_Try it_
Using the listing below, report how many lines contain the word "JSON" and give no other words.

_Data to process_
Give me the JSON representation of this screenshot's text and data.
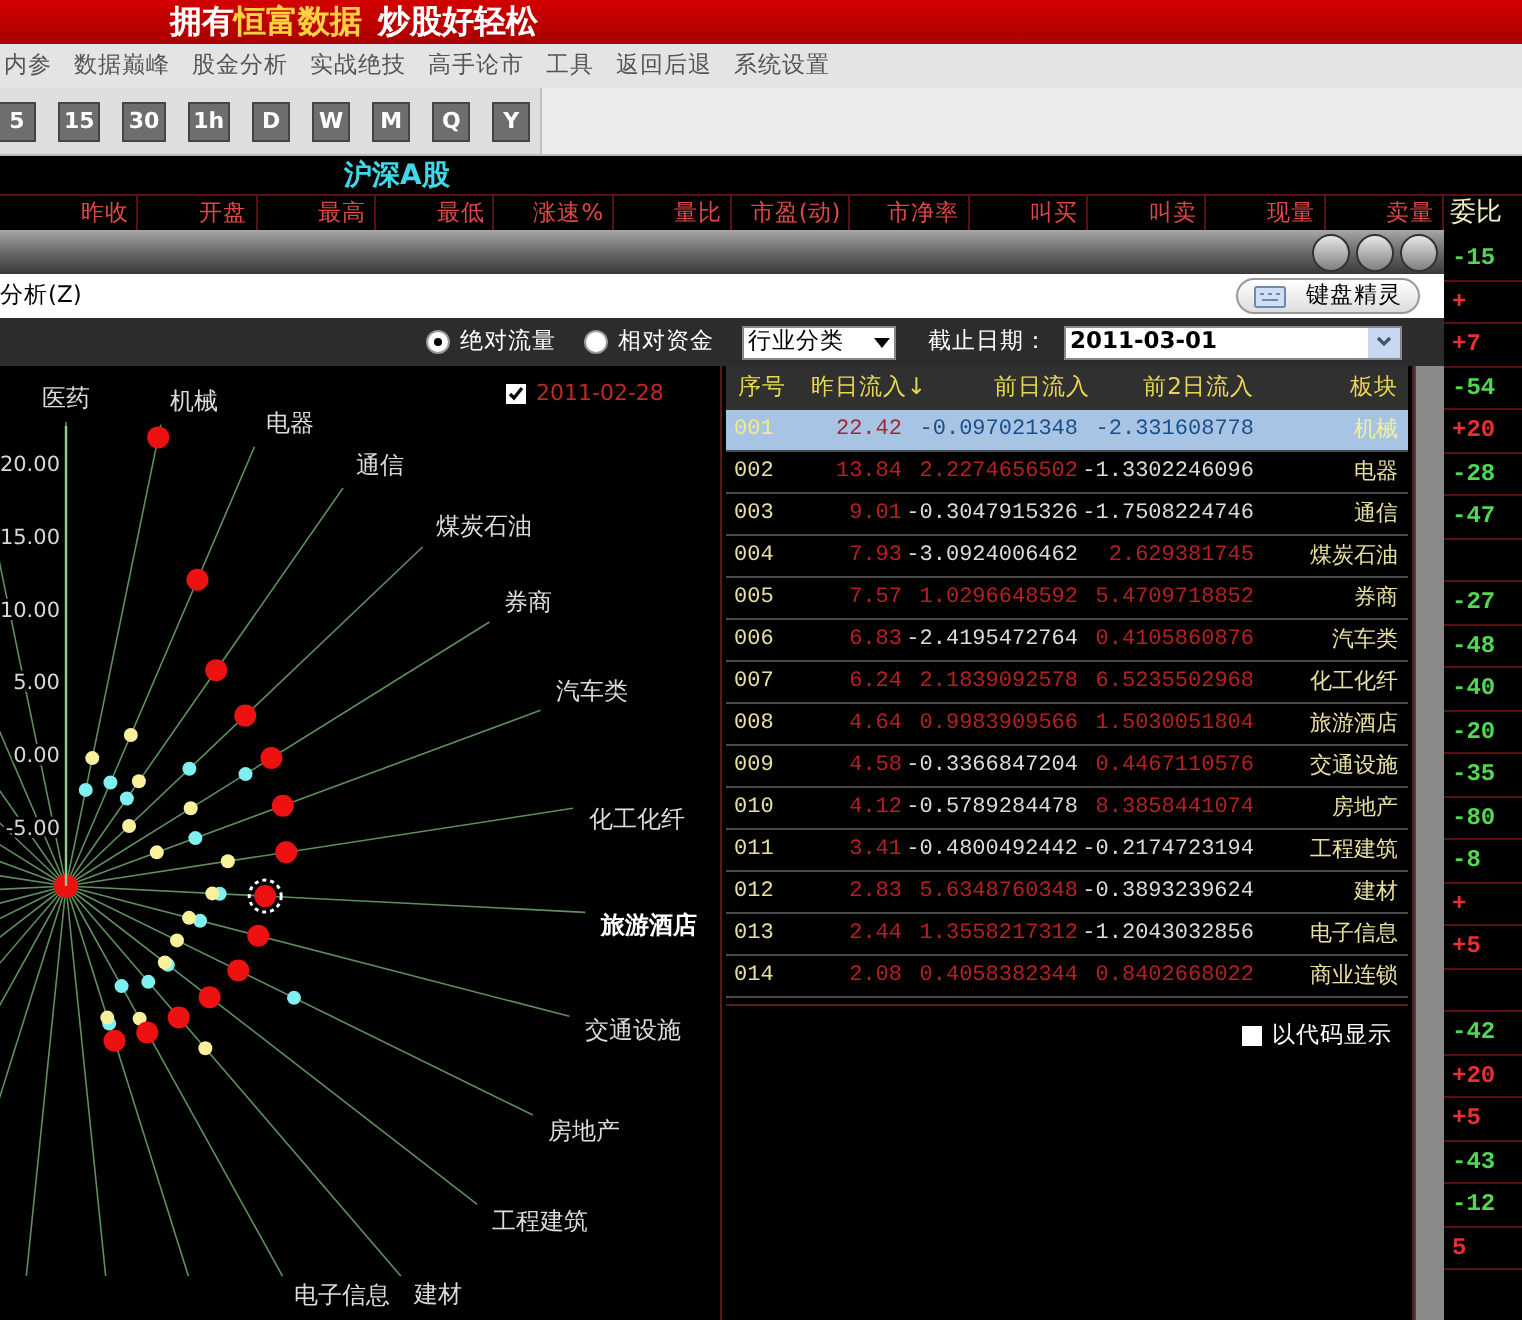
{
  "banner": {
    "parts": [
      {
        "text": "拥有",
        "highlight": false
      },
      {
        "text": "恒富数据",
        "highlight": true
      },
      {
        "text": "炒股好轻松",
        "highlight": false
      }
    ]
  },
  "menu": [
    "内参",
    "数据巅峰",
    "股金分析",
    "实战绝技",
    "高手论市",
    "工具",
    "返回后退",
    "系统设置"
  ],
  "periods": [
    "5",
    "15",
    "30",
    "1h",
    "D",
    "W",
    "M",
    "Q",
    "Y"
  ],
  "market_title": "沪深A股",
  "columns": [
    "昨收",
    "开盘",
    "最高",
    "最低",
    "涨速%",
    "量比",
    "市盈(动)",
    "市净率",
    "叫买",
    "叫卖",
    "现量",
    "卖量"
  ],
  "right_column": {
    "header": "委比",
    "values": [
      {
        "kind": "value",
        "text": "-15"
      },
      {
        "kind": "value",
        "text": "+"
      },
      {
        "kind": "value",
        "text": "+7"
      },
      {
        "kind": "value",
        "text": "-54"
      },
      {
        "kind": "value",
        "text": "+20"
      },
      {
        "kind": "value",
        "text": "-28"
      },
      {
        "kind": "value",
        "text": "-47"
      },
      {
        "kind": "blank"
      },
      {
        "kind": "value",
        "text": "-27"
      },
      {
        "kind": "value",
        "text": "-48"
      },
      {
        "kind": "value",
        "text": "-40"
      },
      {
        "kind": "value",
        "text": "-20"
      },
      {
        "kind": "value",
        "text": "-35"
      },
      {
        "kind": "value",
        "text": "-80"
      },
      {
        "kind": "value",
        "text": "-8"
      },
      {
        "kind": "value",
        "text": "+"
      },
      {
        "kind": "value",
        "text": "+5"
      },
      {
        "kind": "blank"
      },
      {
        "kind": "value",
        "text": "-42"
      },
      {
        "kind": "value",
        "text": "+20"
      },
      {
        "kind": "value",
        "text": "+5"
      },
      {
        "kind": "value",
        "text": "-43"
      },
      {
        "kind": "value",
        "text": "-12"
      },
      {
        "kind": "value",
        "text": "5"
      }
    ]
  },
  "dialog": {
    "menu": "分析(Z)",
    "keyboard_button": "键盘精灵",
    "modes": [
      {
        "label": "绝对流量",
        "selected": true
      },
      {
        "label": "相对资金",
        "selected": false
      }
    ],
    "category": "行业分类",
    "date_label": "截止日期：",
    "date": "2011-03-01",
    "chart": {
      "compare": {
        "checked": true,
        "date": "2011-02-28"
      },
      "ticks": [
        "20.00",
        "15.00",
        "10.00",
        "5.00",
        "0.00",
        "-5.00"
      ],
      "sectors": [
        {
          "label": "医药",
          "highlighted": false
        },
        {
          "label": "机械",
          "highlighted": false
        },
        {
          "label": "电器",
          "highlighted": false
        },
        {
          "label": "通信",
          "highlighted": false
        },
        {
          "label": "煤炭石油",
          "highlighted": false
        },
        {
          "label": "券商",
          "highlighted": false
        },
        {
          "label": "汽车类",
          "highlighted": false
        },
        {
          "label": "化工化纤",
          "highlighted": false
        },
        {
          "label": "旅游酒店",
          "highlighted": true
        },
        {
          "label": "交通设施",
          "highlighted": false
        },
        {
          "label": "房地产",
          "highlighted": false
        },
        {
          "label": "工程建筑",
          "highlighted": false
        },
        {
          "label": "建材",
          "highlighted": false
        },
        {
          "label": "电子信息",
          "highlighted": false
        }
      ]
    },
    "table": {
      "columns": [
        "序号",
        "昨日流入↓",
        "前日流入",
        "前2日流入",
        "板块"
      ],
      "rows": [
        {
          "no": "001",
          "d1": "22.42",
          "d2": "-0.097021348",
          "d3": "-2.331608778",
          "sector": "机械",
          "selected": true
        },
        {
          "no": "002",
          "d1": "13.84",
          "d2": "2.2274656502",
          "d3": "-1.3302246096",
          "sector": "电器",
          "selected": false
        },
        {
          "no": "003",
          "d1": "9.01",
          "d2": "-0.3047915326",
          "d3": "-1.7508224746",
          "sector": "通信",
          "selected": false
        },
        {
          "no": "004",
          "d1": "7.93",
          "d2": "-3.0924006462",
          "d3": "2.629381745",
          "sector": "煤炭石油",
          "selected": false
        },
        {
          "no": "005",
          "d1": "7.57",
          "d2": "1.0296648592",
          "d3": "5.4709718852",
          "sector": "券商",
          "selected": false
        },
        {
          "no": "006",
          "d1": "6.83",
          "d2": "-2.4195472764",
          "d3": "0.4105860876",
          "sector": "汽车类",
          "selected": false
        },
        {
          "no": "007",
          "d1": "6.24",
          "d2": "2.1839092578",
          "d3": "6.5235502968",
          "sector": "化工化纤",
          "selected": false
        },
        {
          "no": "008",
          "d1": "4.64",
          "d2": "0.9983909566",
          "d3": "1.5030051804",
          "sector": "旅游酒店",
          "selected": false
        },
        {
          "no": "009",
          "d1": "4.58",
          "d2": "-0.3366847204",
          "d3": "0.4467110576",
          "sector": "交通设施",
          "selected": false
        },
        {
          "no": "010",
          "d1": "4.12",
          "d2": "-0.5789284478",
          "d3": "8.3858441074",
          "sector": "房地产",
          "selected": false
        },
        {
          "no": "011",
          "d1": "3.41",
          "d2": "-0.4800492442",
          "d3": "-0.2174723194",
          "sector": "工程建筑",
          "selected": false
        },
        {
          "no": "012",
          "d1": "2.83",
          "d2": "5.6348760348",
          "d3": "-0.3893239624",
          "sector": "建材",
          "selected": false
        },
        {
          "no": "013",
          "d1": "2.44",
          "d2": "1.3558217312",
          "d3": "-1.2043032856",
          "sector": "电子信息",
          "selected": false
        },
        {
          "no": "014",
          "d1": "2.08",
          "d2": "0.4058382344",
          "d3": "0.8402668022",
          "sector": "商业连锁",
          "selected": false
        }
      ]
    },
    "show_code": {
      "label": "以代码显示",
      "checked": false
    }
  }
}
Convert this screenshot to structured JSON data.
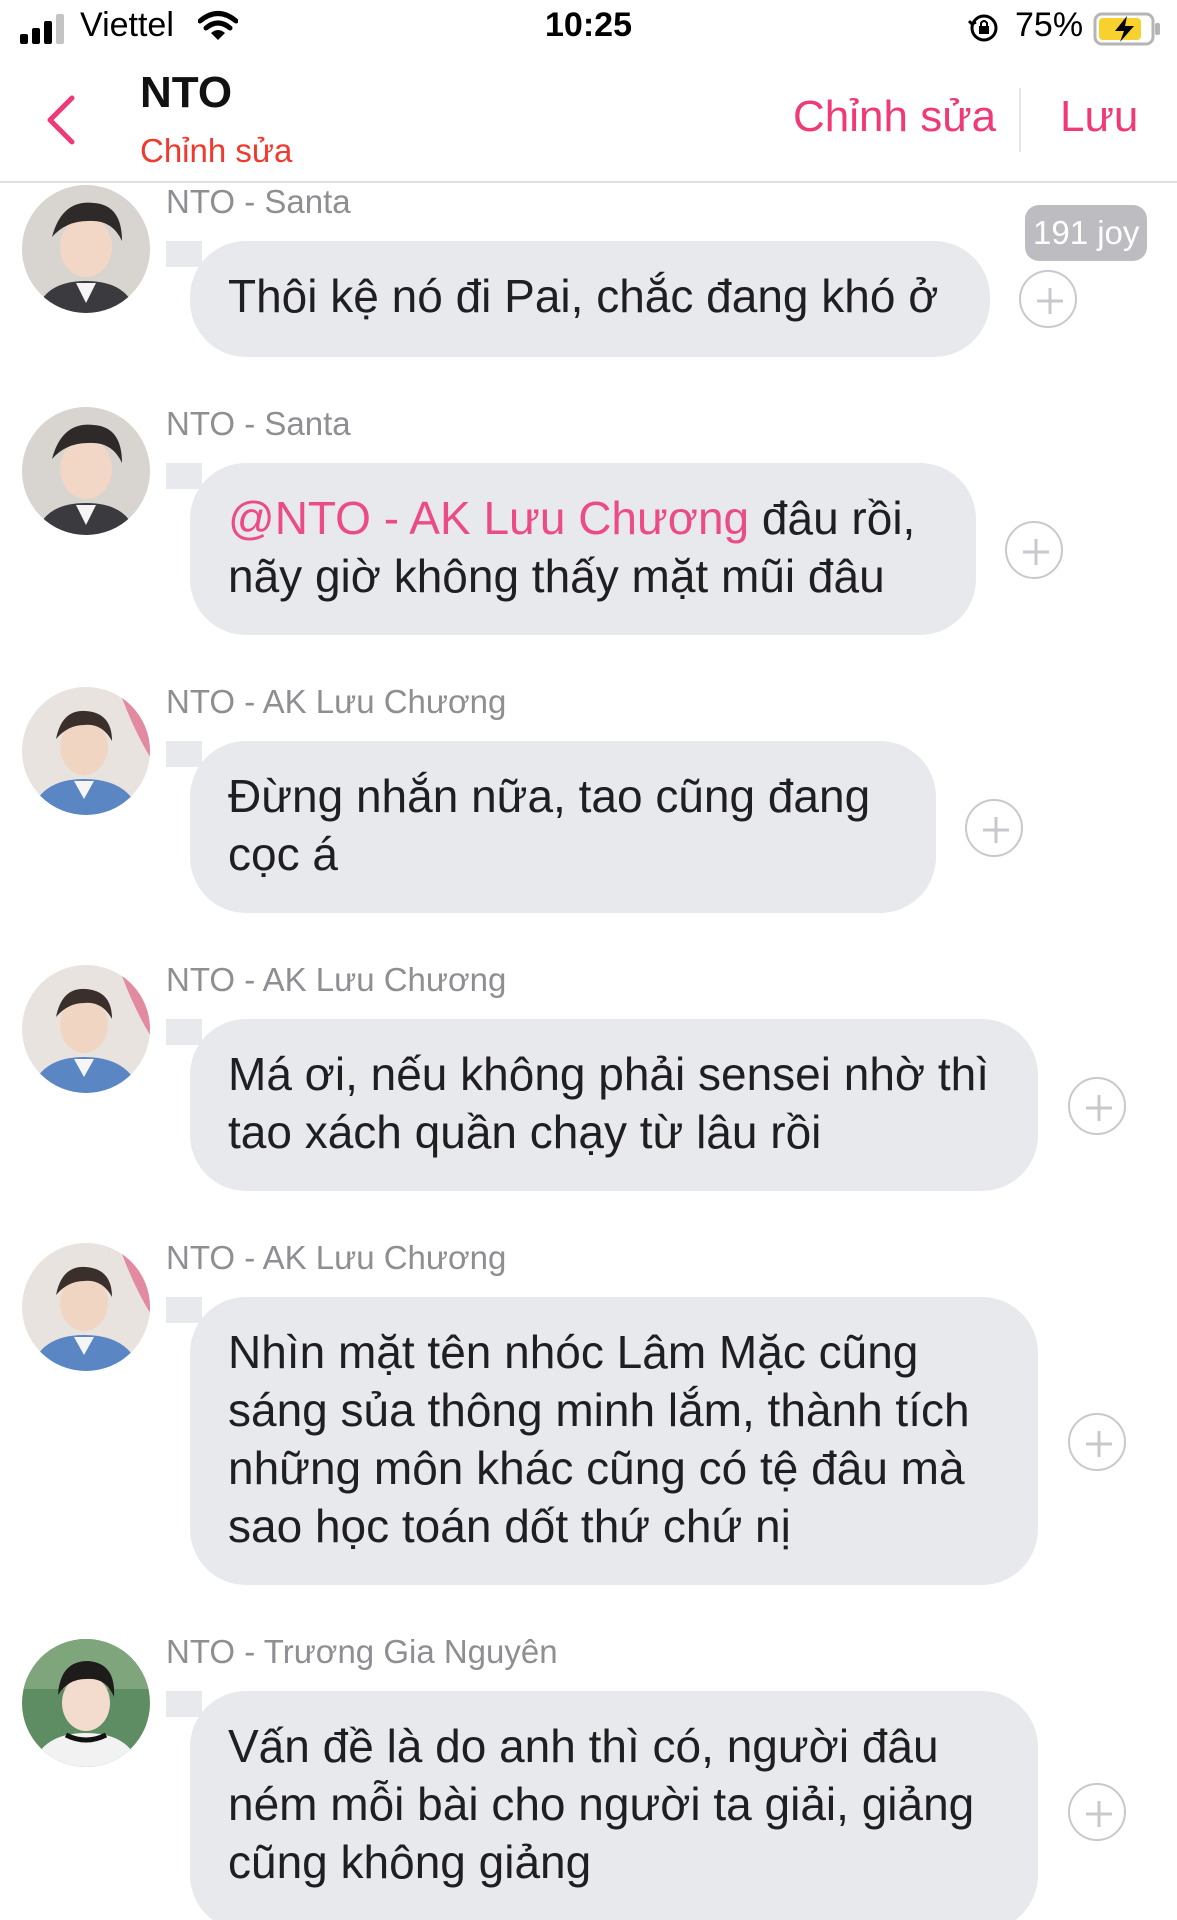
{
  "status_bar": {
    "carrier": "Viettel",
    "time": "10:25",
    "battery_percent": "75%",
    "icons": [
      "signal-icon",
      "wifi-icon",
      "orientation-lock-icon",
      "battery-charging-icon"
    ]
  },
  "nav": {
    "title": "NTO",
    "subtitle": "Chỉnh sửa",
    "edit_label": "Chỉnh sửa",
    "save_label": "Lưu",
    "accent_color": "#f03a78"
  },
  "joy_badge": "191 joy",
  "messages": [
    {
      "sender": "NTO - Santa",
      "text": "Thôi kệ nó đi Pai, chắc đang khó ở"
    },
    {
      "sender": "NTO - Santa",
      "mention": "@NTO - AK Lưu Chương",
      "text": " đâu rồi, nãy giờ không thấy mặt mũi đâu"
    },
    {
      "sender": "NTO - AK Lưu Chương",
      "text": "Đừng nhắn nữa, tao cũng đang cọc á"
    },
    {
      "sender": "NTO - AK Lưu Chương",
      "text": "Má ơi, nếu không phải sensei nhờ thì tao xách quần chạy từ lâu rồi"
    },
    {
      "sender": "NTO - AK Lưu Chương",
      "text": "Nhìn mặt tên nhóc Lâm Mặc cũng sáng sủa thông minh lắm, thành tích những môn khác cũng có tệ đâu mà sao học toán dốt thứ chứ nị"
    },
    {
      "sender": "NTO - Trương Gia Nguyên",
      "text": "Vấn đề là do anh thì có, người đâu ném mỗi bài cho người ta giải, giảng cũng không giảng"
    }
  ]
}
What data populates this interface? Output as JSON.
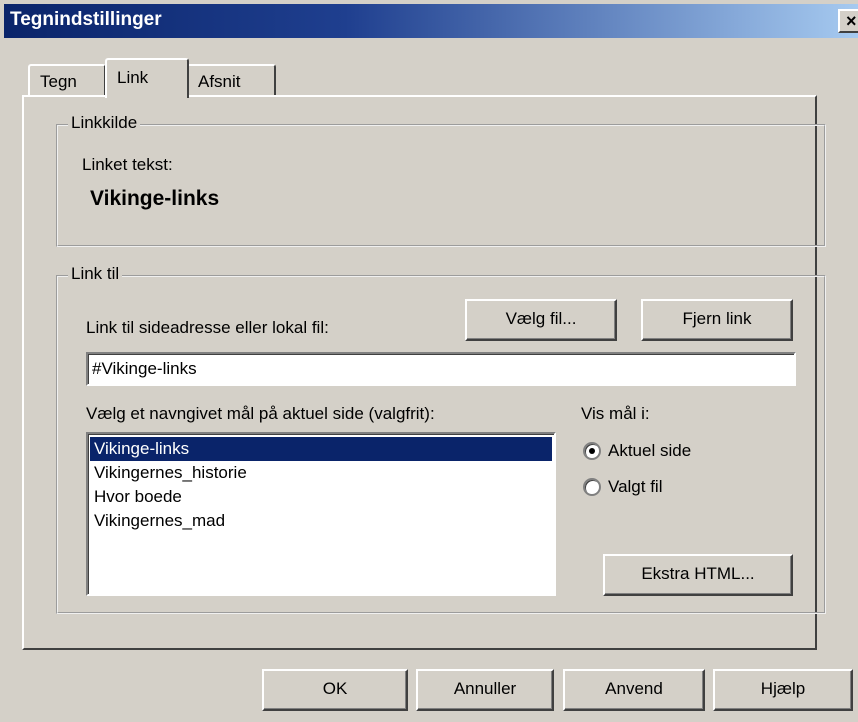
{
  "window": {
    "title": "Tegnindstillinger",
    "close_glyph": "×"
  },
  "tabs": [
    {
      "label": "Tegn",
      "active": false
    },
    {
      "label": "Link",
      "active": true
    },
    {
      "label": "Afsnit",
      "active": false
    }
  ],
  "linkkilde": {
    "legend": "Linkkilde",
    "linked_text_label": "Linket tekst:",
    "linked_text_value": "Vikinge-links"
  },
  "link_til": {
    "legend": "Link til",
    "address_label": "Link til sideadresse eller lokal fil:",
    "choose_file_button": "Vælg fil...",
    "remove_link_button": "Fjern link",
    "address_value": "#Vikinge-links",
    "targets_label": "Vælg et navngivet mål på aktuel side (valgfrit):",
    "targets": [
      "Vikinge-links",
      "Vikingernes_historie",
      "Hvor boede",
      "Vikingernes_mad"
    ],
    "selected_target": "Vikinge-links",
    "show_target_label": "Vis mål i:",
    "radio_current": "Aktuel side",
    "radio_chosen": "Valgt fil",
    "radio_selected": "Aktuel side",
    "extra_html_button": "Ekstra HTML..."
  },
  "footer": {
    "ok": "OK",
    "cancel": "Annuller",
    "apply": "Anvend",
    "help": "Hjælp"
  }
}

_Solution_
3